According to the survey, German consumers carry around an average amount of €107 in their wallets, including about €6 in loose change. The amount of cash they hold on their person has therefore barely changed since the survey was introduced in 2008. Back then, respondents were found to keep an average amount of €118 at hand, including €7 in coins.

Small amounts almost always settled in cash

In 2017, consumers settled around three-quarters of payments (74%) using banknotes and coins. This is 5 percentage points down on the 2014 figure. The survey found that most purchases costing up to €50 continued to be settled using cash, with cash being favoured to pay small amounts up to €5 in 96% of cases. By contrast, about one in five purchases (19%) were paid for using cards such as girocard.

Share of payment instruments, broken down by transaction amount
Share of payment instruments, broken down by transaction amount

The survey reveals that, in terms of volume, the share of cash payments has fallen below the 50% mark for the first time since this research was initiated. Compared with the previous 2014 survey, the proportion of payments settled using cash has declined from more than 53% to less than 48%, whereas the use of debit cards, such as girocard, has increased. Compared with its 2015 level, the share of debit card payment has risen by just under 6 percentage points, reaching 35% in 2017. Credit cards were likewise used more frequently than before, mainly for larger amounts averaging €81. Even so, credit card payments still accounted for less than 5% of the total volume.

New payment methods on the rise

According to the survey, and despite their limited use overall, there was an upsurge in contactless card payments which, as a share of the whole, went up for the first time to over 1%. If use is to become more widespread, Mr Thiele believes that all credit institutions will have to issue contactless girocards as standard and the level of acceptance among retailers will have to be improved.
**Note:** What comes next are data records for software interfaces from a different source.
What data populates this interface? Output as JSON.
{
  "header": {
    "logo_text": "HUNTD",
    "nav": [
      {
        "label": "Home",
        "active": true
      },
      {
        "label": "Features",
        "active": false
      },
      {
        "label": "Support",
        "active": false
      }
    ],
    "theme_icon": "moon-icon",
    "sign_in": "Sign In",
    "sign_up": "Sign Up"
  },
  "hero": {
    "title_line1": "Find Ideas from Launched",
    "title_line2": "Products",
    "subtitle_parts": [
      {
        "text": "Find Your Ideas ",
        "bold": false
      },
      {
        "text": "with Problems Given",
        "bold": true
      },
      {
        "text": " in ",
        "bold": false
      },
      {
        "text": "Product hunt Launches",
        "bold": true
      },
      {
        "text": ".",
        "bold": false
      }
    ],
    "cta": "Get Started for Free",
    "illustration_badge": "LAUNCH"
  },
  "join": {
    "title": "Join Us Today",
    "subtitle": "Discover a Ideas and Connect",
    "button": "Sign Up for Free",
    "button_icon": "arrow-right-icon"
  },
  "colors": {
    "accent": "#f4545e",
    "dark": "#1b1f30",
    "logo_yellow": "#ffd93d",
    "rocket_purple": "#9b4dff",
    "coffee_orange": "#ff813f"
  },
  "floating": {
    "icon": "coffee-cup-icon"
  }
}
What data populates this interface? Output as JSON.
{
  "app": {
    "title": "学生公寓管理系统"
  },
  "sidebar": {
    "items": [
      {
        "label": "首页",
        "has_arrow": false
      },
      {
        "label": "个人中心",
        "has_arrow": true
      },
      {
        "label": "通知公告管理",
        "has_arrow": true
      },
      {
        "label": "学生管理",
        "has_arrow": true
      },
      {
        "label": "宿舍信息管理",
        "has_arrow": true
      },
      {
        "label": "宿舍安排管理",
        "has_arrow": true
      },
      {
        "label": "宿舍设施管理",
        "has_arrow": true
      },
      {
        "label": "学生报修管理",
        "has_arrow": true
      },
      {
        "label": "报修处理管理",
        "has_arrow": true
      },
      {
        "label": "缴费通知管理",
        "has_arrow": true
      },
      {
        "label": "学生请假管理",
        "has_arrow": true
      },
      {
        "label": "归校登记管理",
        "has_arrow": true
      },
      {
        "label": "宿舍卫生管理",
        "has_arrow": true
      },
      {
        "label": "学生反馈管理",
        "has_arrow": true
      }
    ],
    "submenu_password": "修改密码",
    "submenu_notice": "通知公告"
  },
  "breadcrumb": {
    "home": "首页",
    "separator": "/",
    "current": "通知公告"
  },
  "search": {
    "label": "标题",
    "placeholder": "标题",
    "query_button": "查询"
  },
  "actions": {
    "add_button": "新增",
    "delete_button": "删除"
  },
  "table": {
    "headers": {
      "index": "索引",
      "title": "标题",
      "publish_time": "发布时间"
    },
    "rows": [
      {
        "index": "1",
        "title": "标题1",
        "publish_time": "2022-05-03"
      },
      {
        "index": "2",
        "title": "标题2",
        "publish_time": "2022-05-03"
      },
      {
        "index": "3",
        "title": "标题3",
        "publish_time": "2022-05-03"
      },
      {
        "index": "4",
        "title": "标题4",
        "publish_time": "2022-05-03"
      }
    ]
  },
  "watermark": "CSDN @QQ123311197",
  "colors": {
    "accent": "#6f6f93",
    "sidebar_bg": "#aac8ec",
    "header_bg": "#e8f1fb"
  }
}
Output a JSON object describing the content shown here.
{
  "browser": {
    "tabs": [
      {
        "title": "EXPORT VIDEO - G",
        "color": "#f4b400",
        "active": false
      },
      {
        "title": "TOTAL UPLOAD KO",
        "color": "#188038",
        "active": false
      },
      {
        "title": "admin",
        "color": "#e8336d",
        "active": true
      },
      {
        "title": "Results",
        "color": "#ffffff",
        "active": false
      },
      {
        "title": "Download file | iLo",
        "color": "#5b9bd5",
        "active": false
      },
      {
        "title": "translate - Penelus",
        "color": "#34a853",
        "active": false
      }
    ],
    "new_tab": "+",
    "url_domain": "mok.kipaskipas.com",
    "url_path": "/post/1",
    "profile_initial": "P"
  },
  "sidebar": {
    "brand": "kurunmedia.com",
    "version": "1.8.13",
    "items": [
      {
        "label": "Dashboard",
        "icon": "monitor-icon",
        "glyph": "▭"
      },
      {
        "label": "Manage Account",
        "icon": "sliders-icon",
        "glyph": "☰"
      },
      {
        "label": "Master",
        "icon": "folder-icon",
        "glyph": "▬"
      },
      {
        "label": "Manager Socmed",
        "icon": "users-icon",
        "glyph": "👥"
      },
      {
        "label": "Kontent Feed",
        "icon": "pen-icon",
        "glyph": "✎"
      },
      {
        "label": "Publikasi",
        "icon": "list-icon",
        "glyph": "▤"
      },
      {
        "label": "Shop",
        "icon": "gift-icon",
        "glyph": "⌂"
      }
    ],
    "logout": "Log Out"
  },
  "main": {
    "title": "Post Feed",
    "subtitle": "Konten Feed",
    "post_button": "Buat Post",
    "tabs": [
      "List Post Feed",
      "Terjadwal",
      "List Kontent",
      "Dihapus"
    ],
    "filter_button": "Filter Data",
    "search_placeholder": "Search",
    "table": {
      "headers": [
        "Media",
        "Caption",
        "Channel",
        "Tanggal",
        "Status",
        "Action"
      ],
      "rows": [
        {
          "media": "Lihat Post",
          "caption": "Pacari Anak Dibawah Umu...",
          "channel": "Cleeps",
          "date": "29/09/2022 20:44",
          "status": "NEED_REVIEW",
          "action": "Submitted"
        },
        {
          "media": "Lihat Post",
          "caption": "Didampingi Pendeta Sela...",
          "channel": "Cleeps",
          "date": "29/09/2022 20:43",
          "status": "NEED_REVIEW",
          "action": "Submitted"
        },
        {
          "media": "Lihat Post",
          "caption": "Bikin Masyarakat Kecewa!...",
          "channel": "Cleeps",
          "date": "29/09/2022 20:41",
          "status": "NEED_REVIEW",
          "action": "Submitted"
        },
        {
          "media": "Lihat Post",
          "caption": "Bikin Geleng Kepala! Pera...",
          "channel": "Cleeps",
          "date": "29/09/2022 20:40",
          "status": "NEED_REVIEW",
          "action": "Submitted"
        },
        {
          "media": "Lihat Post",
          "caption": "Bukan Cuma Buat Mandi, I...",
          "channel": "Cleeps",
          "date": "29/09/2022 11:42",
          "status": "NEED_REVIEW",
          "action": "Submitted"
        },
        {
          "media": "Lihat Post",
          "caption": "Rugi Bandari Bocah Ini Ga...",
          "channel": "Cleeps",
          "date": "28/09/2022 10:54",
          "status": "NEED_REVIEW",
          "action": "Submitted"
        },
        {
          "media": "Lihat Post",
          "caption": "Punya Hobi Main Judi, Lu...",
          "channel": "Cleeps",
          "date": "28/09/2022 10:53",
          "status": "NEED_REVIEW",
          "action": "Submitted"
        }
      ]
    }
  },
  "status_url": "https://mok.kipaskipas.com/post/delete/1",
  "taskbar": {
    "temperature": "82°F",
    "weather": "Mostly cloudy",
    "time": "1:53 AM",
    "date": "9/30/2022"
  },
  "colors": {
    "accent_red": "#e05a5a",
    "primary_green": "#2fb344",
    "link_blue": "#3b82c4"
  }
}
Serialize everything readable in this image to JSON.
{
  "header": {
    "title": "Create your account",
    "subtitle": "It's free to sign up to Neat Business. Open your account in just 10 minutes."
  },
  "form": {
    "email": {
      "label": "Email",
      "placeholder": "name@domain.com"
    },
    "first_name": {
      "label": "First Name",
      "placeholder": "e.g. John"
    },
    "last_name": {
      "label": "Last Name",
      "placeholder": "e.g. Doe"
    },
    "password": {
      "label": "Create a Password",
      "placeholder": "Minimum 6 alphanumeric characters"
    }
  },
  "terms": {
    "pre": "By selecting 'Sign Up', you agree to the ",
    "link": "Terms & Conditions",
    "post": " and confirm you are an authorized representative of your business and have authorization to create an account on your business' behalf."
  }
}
Internet payment systems like PayPal have now become an established part of the online shopping setup. The survey found that, in 2017, these platforms expanded their share of the total volume of payments to almost 4%. Measured in terms of the number of transactions, the share of internet payment systems stood at 2%, with 44% of those surveyed stating that they made use of these systems, albeit often due to a lack of cost-free alternatives.

Majority against the abolition of cash

The vast majority of respondents (88%) voiced an unchanged preference for cash payment, both now and in the future, strongly rejecting the idea of abolishing cash or limiting its use. In this context, 96% fear that, in the absence of cash, certain groups in society, for instance the elderly, would have difficulty effecting payments. An overwhelming majority also regarded cash as an important factor in controlling personal spending and preserving anonymity. According to the survey, four out of five respondents believed that getting rid of cash would greatly inhibit them.

All four of the surveys on payment behaviour conducted thus far show that overall satisfaction with the classic payment methods is high. Nonetheless, the most recent survey reveals high growth rates for state-of-the-art payment systems such as contactless card payment. Young consumers, in particular, are looking for alternatives to classic payment instruments. Overall, 15% of respondents can imagine holding their current account with, for instance, an internet provider rather than a bank or direct bank. Among the 18-to-24 age group, around one in four of those surveyed said they would like to be able to send money to friends and acquaintances using their mobile phones in a simple, easy-to-use manner.